Lang’s choreography in Tesseracts felt unpredictable, especially in patterning, but also highly organic—the dancers often pulling together and pushing apart from each other and from the ground. The “In” section featured the most startling moment—video projections became a backdrop/set piece for the dancers in front of the stage-filling screen. The quality of the video work (dancers filmed against a green screen with larger-than-life tesseract sections edited in) added to this startling effect—the two-dimensional dancers on screen appeared very lifelike. Just as the unreality of a body supported upon a two-dimensional image became clearer, a live dancer stepped into the light at its base, mirroring the image on video. Tesseracts was heavily layered conceptually, but still easily visually accessible.

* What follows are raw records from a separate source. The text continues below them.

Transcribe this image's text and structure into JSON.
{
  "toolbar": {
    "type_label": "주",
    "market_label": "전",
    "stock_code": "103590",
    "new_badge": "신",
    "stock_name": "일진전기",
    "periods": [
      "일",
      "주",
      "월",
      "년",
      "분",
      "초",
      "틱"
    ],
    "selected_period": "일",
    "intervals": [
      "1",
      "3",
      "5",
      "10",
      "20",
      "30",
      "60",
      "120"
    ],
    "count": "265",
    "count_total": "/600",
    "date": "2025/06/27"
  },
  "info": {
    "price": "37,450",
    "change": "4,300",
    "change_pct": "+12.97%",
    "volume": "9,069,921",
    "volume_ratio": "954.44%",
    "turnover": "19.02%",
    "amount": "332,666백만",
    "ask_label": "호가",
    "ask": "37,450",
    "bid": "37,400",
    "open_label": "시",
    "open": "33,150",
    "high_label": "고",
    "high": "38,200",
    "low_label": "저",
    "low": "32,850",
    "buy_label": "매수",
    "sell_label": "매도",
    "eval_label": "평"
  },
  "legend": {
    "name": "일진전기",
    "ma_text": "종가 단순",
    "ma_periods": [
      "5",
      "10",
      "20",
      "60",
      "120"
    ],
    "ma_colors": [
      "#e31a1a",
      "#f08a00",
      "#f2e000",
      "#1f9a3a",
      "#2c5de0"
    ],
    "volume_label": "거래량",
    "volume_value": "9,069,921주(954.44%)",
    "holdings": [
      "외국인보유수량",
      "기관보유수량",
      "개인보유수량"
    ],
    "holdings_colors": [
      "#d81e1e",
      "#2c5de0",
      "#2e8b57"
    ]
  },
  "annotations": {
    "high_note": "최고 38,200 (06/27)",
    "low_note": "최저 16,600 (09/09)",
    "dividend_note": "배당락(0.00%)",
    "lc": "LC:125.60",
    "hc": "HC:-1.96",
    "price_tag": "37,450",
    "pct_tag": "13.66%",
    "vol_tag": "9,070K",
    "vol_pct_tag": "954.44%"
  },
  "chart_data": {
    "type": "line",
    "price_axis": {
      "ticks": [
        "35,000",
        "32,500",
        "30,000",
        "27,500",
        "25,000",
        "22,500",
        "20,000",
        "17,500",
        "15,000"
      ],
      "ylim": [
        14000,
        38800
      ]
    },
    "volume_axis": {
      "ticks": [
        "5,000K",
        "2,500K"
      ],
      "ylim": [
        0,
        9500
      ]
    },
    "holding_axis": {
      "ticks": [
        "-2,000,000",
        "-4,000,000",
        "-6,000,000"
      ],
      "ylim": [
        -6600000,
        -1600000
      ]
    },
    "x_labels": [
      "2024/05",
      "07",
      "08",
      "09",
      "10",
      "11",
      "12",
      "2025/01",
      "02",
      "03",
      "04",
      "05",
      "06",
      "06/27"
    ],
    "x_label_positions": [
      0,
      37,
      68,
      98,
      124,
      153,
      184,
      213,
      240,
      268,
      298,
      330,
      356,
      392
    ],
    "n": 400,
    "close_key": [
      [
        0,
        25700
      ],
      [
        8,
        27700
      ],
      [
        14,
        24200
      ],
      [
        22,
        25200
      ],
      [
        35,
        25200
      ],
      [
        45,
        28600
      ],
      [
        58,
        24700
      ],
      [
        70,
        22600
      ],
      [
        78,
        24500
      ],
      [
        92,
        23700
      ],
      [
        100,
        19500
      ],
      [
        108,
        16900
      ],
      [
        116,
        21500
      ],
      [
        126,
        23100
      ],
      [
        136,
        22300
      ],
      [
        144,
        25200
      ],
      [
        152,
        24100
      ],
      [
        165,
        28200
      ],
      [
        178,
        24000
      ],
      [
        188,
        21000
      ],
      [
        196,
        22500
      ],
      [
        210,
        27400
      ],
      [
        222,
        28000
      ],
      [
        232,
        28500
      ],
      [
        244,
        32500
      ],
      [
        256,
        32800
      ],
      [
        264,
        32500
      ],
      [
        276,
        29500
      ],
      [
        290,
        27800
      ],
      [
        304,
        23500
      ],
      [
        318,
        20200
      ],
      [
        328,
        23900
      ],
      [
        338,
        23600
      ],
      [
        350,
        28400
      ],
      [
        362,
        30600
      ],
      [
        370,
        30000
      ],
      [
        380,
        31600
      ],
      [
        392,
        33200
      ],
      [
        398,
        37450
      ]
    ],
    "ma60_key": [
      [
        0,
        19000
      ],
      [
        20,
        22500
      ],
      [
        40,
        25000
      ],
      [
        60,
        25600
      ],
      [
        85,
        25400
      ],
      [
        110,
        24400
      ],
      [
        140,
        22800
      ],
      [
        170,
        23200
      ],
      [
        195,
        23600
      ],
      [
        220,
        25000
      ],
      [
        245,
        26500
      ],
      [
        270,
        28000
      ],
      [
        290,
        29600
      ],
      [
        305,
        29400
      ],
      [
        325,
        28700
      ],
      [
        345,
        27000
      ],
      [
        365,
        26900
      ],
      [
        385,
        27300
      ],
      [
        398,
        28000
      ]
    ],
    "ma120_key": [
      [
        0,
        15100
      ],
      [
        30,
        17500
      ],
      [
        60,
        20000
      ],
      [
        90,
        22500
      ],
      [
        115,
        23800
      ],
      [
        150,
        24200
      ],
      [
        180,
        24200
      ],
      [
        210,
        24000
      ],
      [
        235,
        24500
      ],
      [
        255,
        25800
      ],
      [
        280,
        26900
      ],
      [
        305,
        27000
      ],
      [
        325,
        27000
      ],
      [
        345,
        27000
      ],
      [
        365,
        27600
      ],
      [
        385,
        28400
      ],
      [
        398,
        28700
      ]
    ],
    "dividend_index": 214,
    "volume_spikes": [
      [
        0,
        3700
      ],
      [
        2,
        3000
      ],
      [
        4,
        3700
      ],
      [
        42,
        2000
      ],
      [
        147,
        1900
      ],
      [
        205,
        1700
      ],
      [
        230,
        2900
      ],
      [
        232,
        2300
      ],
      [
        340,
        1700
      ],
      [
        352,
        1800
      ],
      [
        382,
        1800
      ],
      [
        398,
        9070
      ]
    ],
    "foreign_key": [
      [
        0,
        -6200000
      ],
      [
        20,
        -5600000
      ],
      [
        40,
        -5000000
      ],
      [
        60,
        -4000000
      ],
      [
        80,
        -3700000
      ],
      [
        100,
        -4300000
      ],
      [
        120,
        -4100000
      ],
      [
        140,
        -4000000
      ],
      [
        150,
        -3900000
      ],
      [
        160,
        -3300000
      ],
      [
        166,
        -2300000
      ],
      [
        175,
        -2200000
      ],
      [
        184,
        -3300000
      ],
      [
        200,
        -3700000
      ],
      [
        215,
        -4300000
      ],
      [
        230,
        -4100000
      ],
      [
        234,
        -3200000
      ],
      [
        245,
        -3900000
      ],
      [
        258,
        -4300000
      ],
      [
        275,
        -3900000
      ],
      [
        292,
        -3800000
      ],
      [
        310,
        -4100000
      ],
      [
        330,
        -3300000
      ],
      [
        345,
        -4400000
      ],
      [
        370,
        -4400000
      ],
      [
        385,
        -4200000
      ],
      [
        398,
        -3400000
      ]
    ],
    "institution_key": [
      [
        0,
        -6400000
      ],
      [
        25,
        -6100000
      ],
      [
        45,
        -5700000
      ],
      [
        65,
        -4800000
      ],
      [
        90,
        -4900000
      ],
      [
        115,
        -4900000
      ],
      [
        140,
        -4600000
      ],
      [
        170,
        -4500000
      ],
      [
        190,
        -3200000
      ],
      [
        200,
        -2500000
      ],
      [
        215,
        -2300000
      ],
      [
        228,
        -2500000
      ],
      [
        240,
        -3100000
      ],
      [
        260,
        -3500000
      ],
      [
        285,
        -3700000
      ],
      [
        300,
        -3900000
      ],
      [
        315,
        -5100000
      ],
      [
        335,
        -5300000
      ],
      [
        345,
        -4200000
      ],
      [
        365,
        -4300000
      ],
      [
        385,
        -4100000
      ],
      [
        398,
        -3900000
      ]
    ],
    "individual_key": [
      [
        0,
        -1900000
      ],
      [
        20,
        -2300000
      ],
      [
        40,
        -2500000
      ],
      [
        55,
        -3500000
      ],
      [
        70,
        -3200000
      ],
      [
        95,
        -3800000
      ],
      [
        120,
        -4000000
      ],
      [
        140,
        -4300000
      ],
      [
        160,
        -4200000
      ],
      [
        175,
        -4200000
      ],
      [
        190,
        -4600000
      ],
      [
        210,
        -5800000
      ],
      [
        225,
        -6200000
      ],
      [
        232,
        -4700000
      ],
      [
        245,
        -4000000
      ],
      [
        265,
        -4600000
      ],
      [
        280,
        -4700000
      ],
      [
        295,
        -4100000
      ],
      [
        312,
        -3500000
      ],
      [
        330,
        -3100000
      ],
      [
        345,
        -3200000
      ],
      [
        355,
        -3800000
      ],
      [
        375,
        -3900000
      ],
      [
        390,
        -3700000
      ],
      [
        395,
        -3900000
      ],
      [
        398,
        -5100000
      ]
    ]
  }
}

Every work on the program begged for further viewing. The meticulous detail Lang wove into each piece created layers of meaning, a veneer of simplicity over well-honed craftsmanship. The Friday, November 11th audience at UW’s Meany Hall seemed to appreciate this: standing ovation at intermission followed by a loud, excited buzz that filled the theater and continued until the lights went dim again; unrestrained, vocal bursts of pleasure; another standing ovation at the end of the performance; and what appeared to be a larger than normal crowd that stayed for the post-show Q & A with Lang. Hopefully Jessica Lang Dance will return to PNW audiences soon.
For the 2016-17 season, Jessica Lang Dance hits the West Coast only one more time in Los Angeles in February, otherwise, visit their website to sign up for JLD’s email newsletter to keep apprised of next season’s touring schedule.